ASSIGNMENT: Leaving out all pictures, copy the lines below exactly, from the line with "Enumerate this screenshot's text" to the last line, both ends included.

RECORDS SHOWN:
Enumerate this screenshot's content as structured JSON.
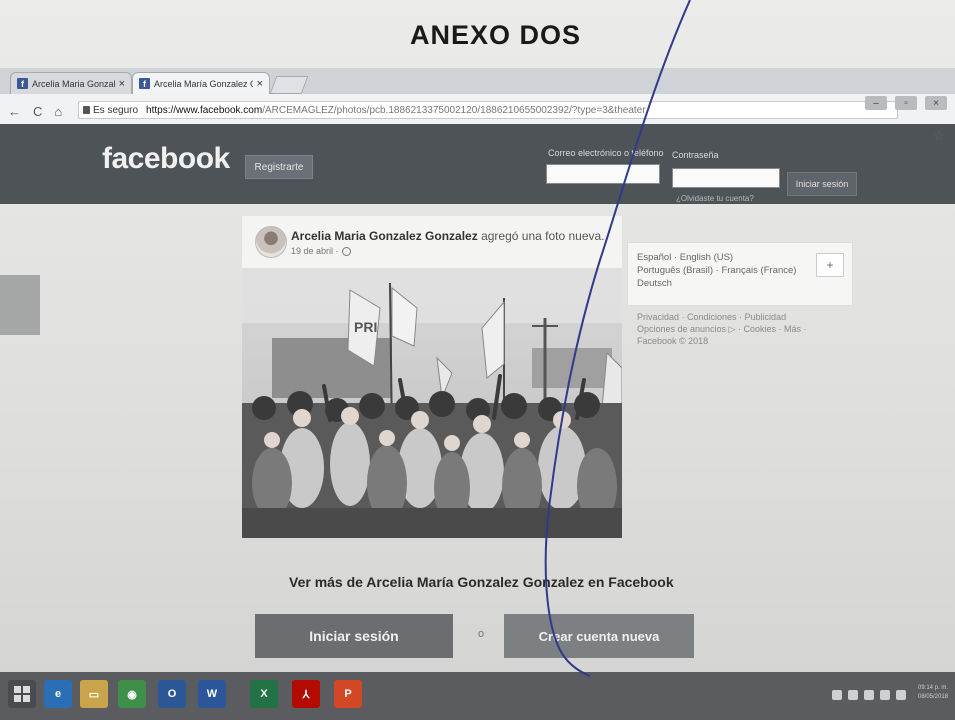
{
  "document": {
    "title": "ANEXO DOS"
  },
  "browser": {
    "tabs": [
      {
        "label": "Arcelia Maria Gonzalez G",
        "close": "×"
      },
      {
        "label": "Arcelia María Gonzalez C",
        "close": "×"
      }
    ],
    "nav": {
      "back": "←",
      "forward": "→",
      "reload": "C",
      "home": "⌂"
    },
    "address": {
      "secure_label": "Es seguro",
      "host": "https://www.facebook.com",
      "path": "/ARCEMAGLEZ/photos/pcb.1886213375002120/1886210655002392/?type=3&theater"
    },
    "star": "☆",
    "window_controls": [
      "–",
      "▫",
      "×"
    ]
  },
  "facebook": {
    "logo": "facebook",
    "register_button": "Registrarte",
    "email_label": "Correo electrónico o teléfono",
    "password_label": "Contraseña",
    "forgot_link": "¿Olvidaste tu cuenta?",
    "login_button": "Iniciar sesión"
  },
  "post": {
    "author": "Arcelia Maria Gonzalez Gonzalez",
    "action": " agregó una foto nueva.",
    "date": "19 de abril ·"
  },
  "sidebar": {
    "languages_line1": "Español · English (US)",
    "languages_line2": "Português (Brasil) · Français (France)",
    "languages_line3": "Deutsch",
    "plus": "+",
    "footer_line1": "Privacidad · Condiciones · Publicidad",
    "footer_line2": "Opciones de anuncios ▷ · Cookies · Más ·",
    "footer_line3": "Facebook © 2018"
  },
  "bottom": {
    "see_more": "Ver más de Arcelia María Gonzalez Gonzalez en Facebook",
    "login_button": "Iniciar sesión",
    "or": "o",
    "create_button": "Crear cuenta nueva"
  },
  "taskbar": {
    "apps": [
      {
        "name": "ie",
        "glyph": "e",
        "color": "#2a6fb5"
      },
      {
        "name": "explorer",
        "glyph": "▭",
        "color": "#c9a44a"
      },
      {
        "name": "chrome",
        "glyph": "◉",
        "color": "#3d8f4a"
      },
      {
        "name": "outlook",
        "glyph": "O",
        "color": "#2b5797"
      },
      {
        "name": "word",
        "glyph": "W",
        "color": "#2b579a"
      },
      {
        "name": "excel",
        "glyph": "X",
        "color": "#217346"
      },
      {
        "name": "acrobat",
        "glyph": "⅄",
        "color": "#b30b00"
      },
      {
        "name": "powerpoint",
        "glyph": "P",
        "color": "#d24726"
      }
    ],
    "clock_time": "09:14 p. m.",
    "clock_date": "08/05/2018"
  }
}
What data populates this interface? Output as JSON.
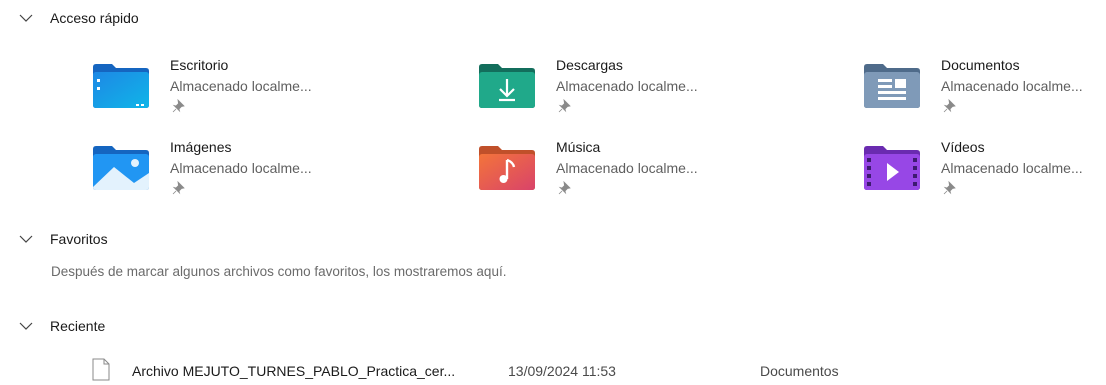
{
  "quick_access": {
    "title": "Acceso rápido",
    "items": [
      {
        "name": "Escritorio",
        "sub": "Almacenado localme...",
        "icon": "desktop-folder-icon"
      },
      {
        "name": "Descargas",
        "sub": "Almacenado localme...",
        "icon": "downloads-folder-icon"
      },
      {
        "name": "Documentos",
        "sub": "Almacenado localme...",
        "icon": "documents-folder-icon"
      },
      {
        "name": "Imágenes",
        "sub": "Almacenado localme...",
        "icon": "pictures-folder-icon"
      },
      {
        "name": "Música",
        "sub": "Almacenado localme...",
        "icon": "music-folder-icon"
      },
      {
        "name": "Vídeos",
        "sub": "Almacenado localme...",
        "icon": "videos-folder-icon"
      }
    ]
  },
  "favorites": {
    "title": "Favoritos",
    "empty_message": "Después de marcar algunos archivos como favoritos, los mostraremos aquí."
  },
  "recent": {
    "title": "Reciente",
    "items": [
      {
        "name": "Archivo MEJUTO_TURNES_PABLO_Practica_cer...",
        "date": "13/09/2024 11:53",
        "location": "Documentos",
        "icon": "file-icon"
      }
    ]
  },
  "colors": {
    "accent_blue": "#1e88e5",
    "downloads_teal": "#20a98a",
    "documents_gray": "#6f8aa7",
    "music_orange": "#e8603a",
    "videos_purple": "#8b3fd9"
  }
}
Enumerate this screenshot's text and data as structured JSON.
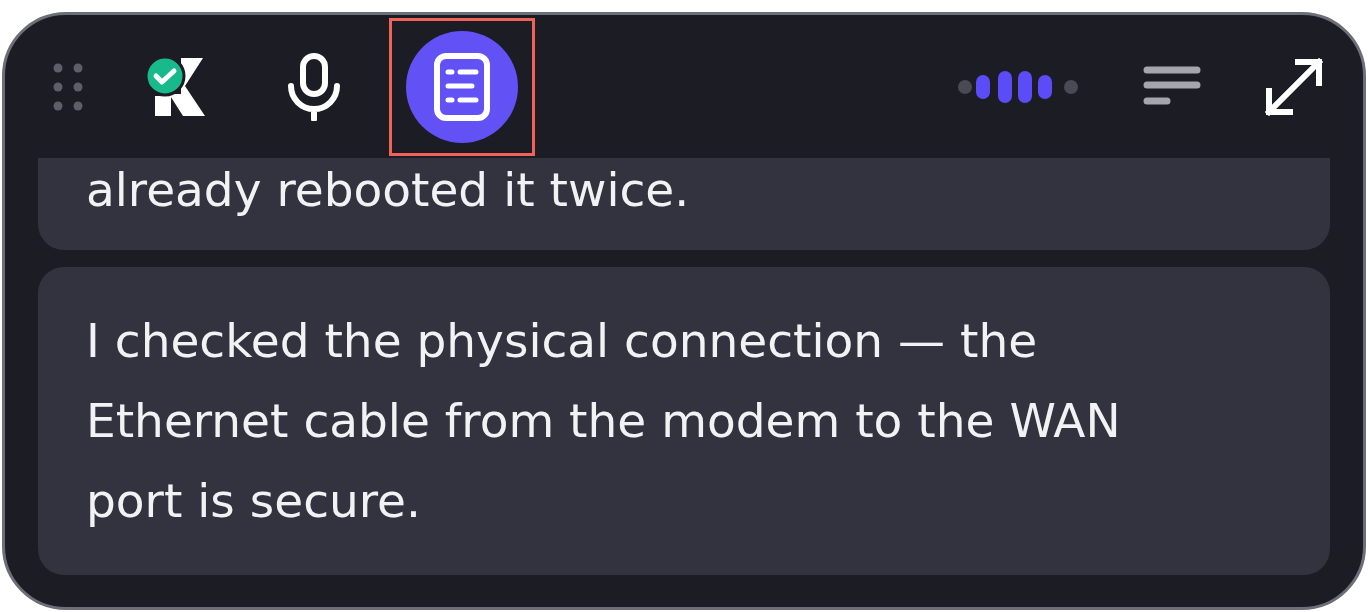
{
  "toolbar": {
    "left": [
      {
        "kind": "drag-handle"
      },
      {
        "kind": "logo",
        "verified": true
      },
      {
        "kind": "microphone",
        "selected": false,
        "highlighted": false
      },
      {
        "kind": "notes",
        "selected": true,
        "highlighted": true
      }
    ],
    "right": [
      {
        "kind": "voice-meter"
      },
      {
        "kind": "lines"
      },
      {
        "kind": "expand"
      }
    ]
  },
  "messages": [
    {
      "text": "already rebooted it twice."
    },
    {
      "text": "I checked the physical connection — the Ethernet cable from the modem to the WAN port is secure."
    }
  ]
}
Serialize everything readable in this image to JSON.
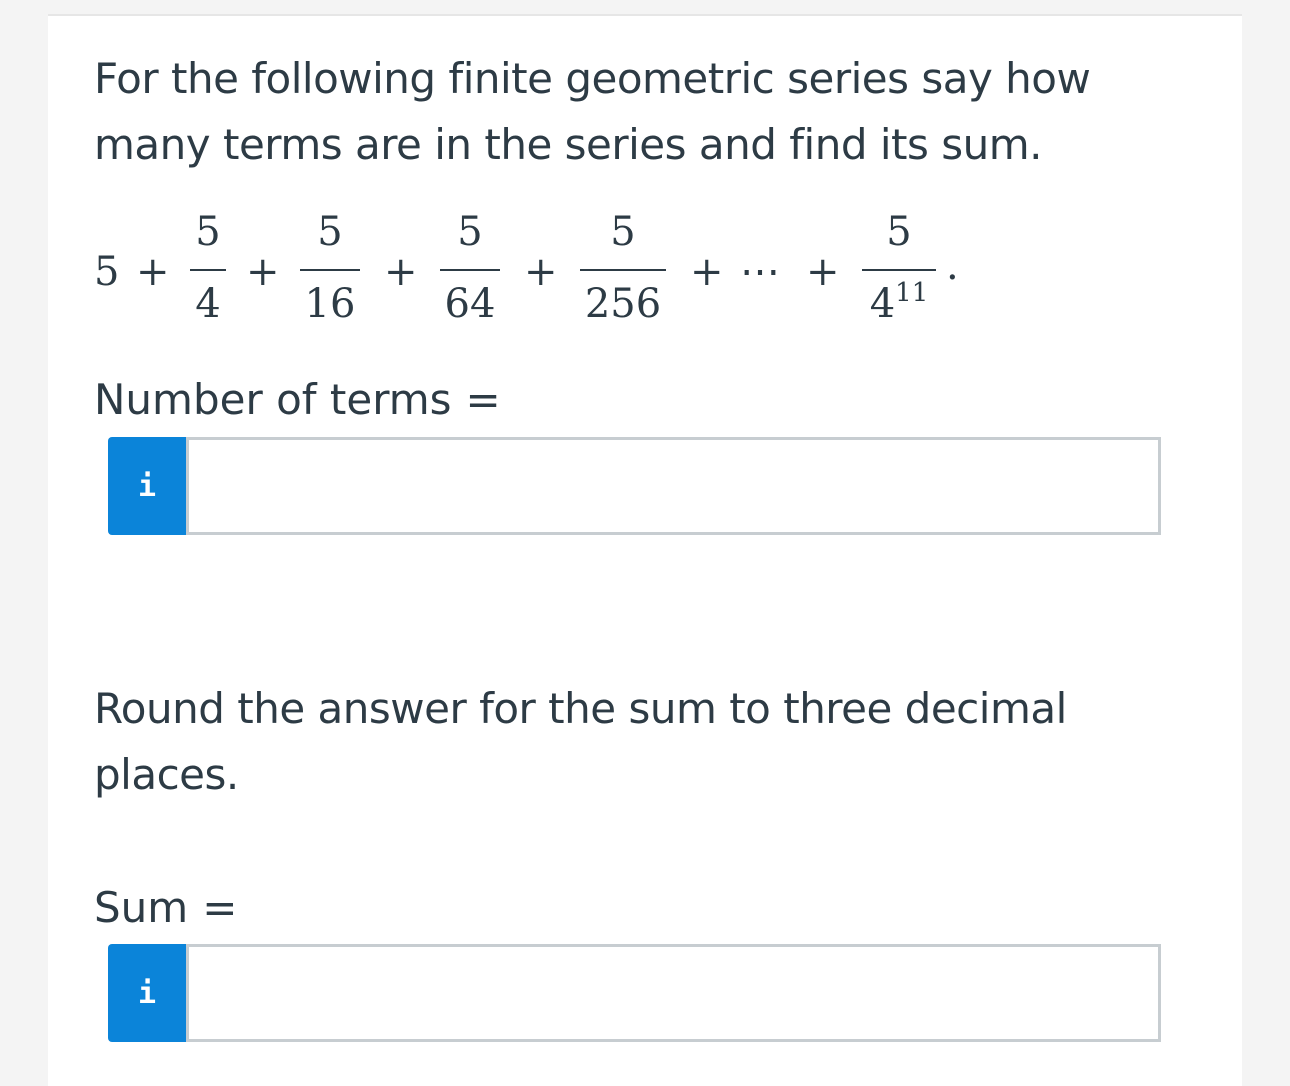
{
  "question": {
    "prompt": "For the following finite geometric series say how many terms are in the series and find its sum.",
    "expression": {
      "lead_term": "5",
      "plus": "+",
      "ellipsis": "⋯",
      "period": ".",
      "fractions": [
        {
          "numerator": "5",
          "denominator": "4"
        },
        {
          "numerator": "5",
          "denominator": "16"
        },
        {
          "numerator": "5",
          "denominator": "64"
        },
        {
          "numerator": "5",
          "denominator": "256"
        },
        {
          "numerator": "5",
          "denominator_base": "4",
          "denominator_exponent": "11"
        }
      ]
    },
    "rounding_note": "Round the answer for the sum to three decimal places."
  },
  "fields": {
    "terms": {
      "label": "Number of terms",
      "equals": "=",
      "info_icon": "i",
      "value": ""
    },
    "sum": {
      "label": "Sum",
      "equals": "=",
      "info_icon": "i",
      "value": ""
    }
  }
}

TASK RESULT:
Enumerate this screenshot's text and data as structured JSON.
{
  "toolbar": {
    "left": [
      {
        "kind": "drag-handle"
      },
      {
        "kind": "logo",
        "verified": true
      },
      {
        "kind": "microphone",
        "selected": false,
        "highlighted": false
      },
      {
        "kind": "notes",
        "selected": true,
        "highlighted": true
      }
    ],
    "right": [
      {
        "kind": "voice-meter"
      },
      {
        "kind": "lines"
      },
      {
        "kind": "expand"
      }
    ]
  },
  "messages": [
    {
      "text": "already rebooted it twice."
    },
    {
      "text": "I checked the physical connection — the Ethernet cable from the modem to the WAN port is secure."
    }
  ]
}
Serialize everything readable in this image to JSON.
{
  "question": {
    "prompt": "For the following finite geometric series say how many terms are in the series and find its sum.",
    "expression": {
      "lead_term": "5",
      "plus": "+",
      "ellipsis": "⋯",
      "period": ".",
      "fractions": [
        {
          "numerator": "5",
          "denominator": "4"
        },
        {
          "numerator": "5",
          "denominator": "16"
        },
        {
          "numerator": "5",
          "denominator": "64"
        },
        {
          "numerator": "5",
          "denominator": "256"
        },
        {
          "numerator": "5",
          "denominator_base": "4",
          "denominator_exponent": "11"
        }
      ]
    },
    "rounding_note": "Round the answer for the sum to three decimal places."
  },
  "fields": {
    "terms": {
      "label": "Number of terms",
      "equals": "=",
      "info_icon": "i",
      "value": ""
    },
    "sum": {
      "label": "Sum",
      "equals": "=",
      "info_icon": "i",
      "value": ""
    }
  }
}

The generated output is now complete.